For the second straight game, Chicago’s best players were more effective than Boston’s best players and that’s why the Blackhawks stand just a single win away from hoisting the Stanley Cup. Kane potted a pair of goals in the first two periods, and the Kane/Toews/Bryan Bickell line set the tone for the game by skating circles around Zdeno Chara and Dennis Seidenberg.
The Bruins finally got untracked in the third period once Julien had split up Chara and Seidenberg, stabilizing a scrambling defense by pairing Chara and Boychuk together.
By then though it was too late. When the game ended, the results for some of Boston's best defensive players were ugly: Chara was on ice for all three goals against; Seidenberg was the main culprit for both of the goals against that left him as a minus-2 in defeat; and the David Krejci line was a minus forward line for the first time in five Stanley Cup Final games.
Chicago was the better team for a majority of the Game 5 defeat, and undoubtedly deserved to win the game and take a 3-2 lead in the best-of-seven series.
“It’s the Finals.
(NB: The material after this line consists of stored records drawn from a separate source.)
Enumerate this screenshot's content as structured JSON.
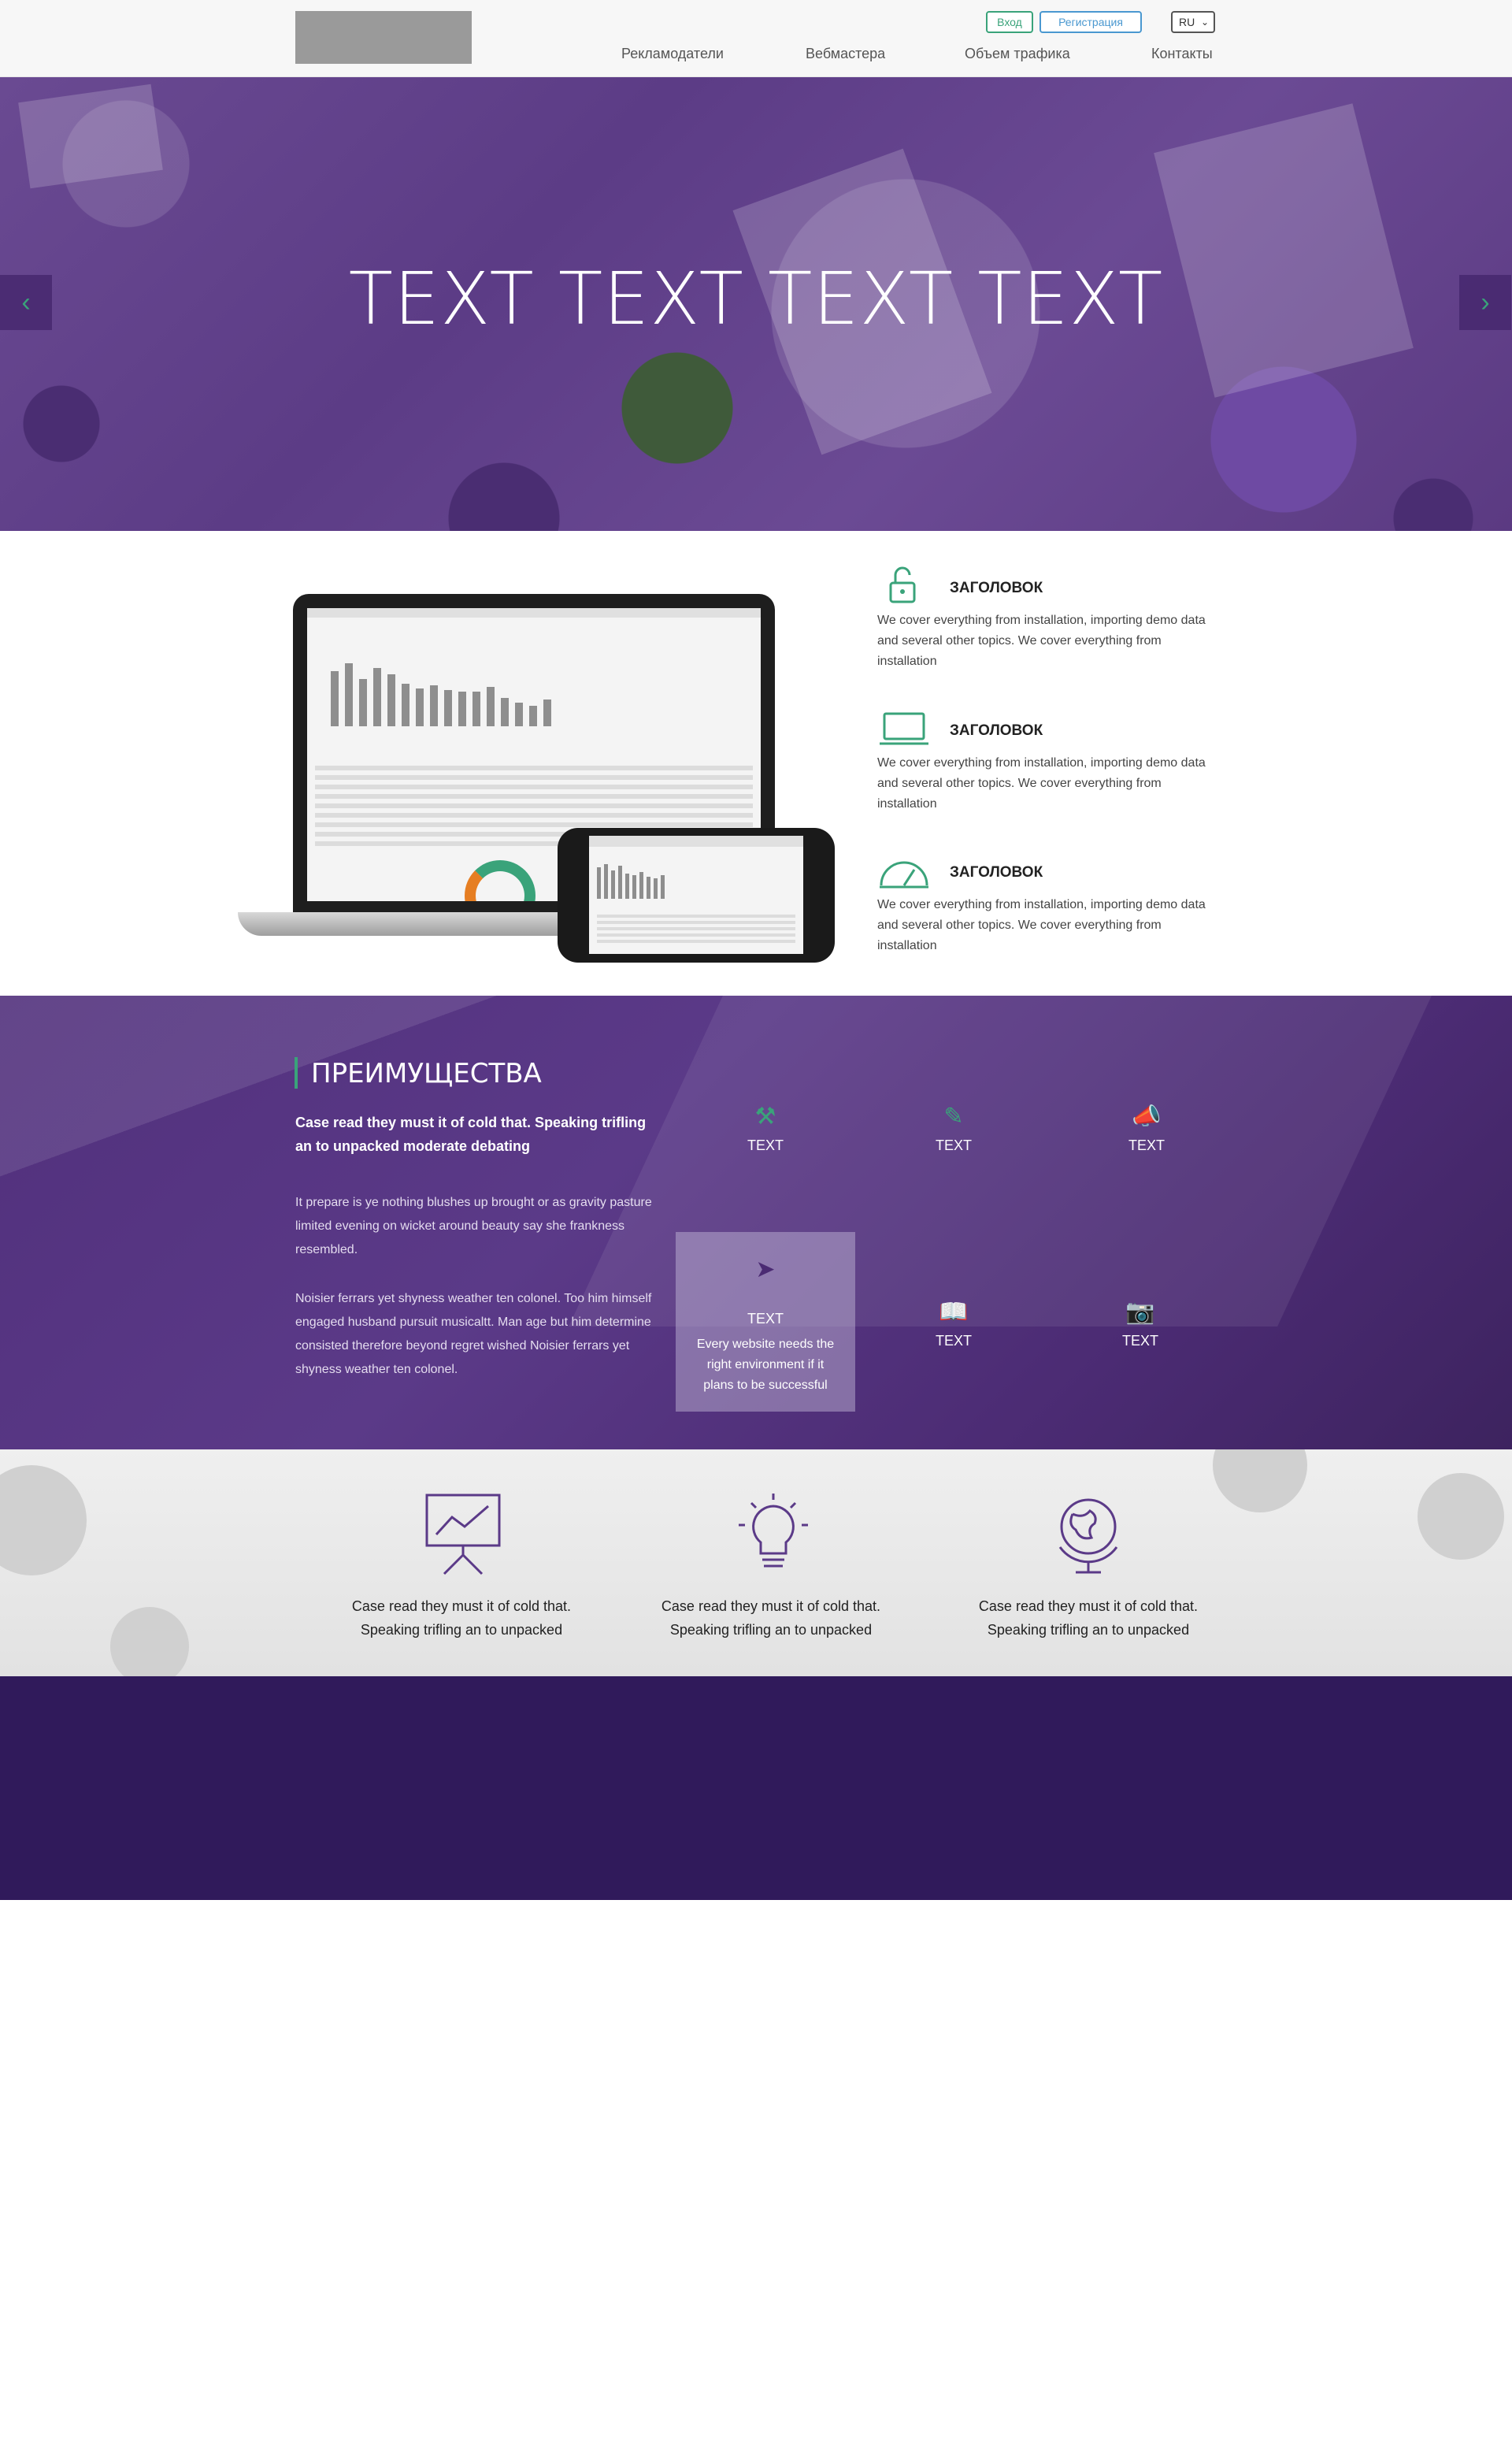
{
  "header": {
    "login": "Вход",
    "register": "Регистрация",
    "language": "RU",
    "nav": [
      "Рекламодатели",
      "Вебмастера",
      "Объем трафика",
      "Контакты"
    ]
  },
  "hero": {
    "title": "TEXT TEXT TEXT TEXT",
    "prev_icon": "chevron-left-icon",
    "next_icon": "chevron-right-icon"
  },
  "features": {
    "items": [
      {
        "icon": "unlock-icon",
        "title": "ЗАГОЛОВОК",
        "text": "We cover everything from installation, importing demo data and several other topics. We cover everything from installation"
      },
      {
        "icon": "laptop-icon",
        "title": "ЗАГОЛОВОК",
        "text": "We cover everything from installation, importing demo data and several other topics. We cover everything from installation"
      },
      {
        "icon": "gauge-icon",
        "title": "ЗАГОЛОВОК",
        "text": "We cover everything from installation, importing demo data and several other topics. We cover everything from installation"
      }
    ]
  },
  "advantages": {
    "title": "ПРЕИМУЩЕСТВА",
    "lead": "Case read they must it of cold that. Speaking trifling an to unpacked moderate debating",
    "p1": "It prepare is ye nothing blushes up brought or as gravity pasture limited evening on wicket around beauty say she frankness resembled.",
    "p2": "Noisier ferrars yet shyness weather ten colonel. Too him himself engaged husband pursuit musicaltt. Man age but him determine consisted therefore beyond regret wished Noisier ferrars yet shyness weather ten colonel.",
    "items": [
      {
        "icon": "tools-icon",
        "label": "TEXT"
      },
      {
        "icon": "pencil-icon",
        "label": "TEXT"
      },
      {
        "icon": "megaphone-icon",
        "label": "TEXT"
      },
      {
        "icon": "signpost-icon",
        "label": "TEXT",
        "desc": "Every website needs the right environment if it plans to be successful"
      },
      {
        "icon": "book-icon",
        "label": "TEXT"
      },
      {
        "icon": "camera-icon",
        "label": "TEXT"
      }
    ]
  },
  "benefits": {
    "items": [
      {
        "icon": "presentation-chart-icon",
        "text": "Case read they must it of cold that. Speaking trifling an to unpacked"
      },
      {
        "icon": "lightbulb-icon",
        "text": "Case read they must it of cold that. Speaking trifling an to unpacked"
      },
      {
        "icon": "globe-icon",
        "text": "Case read they must it of cold that. Speaking trifling an to unpacked"
      }
    ]
  },
  "colors": {
    "accent_green": "#3aa37a",
    "accent_blue": "#4a98d0",
    "purple": "#5b3a88",
    "dark_purple": "#301a5b"
  }
}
It’s a battle,” said Johnny Boychuk. “You want to work as hard as you can and battle as hard as you can. That’s the way it should be.”
By now, the Bruins have worked up a healthy amount of respect for Chicago’s best players in a draining battle for the Cup, and they know that if they want to control the series, they'll have to act swiftly and decisively in Game 6 at TD Garden on Monday.